Communicating in the presence of hearing loss can be trying—for both sides. For those with hearing loss, limited hearing can be upsetting and tiring, and for their communication partners, the frequent repeating can be just as taxing.
But the challenge can be mitigated providing both parties assume responsibility for effective conversation. Since communication is a two way process, the two parties should collaborate to beat the obstacles of hearing loss.
Here are some helpful tips for effective communication.
Tips for those with hearing loss
If you have hearing loss:
- Aim for complete disclosure; don’t just say that you have trouble hearing. Identify the cause of your hearing loss and supply tips for the other person to best converse with you.
- Suggest to your conversation partner things such as:
- Keep small distances between us
- Face-to-face communication is best
- Get my attention before speaking with me
- Speak slowly and clearly without shouting
- Search for tranquil places for conversations. Limit background noise by turning off music, locating a quiet booth at a restaurant, or identifying a quiet room at home.
- Retain a sense of humor. Our patients frequently have happy memories of absurd misunderstandings that they can now chuckle about.
Bear in mind that people are ordinarily empathetic, but only when you take the time to clarify your position. If your communication partner is conscious of your challenges and preferences, they’re considerably less likely to become irritated when communication is disrupted.
Tips for those without hearing loss
If your communication partner has hearing loss:
- Get the person’s attention prior to speaking. Don’t shout from across the room and face the person when talking.
- Ensure that the person can see your lips and articulate your words carefully. Preserve a consistent volume in your speech.
- Reduce background noise by finding quiet areas for conversations. Turn off the television or radio.

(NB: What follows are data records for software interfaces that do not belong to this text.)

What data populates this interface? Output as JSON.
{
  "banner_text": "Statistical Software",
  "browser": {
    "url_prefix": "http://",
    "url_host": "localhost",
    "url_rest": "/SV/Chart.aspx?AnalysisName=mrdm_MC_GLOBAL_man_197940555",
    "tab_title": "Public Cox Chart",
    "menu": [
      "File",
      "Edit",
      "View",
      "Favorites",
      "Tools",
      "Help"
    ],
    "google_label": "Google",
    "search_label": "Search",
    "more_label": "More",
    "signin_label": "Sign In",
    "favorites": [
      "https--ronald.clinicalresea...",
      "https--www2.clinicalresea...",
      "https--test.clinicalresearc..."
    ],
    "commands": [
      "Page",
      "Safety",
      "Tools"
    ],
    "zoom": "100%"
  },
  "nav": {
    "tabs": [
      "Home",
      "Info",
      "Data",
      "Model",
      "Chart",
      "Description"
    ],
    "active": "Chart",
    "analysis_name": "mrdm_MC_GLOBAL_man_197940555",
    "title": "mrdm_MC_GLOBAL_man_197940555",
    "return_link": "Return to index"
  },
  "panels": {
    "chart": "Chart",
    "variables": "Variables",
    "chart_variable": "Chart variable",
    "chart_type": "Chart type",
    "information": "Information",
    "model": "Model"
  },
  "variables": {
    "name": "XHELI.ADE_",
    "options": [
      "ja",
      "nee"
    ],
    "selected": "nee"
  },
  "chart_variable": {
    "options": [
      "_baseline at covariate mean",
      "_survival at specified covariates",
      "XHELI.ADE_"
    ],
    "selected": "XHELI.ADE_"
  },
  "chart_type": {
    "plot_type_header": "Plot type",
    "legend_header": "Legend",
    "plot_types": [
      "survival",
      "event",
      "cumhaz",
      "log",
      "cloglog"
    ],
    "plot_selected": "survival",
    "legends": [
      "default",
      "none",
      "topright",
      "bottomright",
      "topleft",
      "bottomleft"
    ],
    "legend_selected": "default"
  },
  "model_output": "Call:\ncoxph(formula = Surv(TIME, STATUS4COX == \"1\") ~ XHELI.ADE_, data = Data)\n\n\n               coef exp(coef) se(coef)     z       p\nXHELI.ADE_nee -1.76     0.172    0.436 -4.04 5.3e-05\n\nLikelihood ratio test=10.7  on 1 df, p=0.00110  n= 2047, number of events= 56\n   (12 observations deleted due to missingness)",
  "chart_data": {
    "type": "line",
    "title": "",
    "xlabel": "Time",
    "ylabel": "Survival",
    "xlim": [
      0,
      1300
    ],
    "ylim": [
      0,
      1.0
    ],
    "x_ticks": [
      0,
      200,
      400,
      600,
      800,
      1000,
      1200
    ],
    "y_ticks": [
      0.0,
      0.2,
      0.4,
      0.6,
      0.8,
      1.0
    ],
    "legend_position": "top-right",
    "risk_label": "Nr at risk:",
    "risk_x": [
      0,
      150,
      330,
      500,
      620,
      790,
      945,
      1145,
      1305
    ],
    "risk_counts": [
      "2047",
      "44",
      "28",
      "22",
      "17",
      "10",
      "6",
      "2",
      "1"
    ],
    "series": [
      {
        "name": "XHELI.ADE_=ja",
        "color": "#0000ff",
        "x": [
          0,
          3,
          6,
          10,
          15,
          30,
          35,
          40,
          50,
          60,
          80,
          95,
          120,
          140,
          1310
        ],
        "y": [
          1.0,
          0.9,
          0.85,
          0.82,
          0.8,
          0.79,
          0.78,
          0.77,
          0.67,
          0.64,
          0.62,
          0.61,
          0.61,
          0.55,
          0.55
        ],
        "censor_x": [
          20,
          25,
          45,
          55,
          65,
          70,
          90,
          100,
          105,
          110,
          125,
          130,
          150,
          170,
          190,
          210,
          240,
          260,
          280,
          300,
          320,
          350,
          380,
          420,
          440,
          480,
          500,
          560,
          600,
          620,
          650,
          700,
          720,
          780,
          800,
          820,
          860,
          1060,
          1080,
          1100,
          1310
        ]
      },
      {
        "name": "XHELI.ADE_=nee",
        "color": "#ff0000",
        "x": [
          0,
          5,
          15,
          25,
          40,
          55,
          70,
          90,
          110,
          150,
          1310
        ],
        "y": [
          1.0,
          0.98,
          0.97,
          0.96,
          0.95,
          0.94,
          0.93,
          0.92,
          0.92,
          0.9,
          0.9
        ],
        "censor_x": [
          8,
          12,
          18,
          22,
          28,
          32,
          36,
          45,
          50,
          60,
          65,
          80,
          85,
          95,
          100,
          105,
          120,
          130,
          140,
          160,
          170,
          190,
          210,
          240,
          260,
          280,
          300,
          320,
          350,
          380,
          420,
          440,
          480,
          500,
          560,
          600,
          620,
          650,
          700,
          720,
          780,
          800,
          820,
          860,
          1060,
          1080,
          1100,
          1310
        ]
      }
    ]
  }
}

- In groups, ensure that only one person is speaking at any given time.
- Keep in mind that for those with hearing loss, it is a hearing problem, not a comprehension problem. Be ready to repeat yourself occasionally, and remember that this is not caused by a lack of intelligence on their part.
- Never use the phrase “never mind.” This expression is dismissive and indicates that the person is not worth having to repeat what was significant enough to say in the first place.
When communication breaks down, it’s easy to blame the other person, but that’s the wrong approach.
Consider John and Mary. John has hearing loss and Mary has average hearing, and they are having considerable communication problems. John is convinced Mary is insensitive to his hearing loss and Mary thinks John is using his hearing loss as a justification to be inattentive.
Instead, what if John found techniques to enhance his listening skills, and provided tips for Mary to communicate better? Simultaneously, what if Mary did the same and tried to find ways that she could communicate more clearly.
Now, both John and Mary are accepting responsibility for their own communication and are not blaming the other person for the difficulties. This is the only way to better communication.
Do you have any communication recommendations you’d like to include? Let us know in a comment.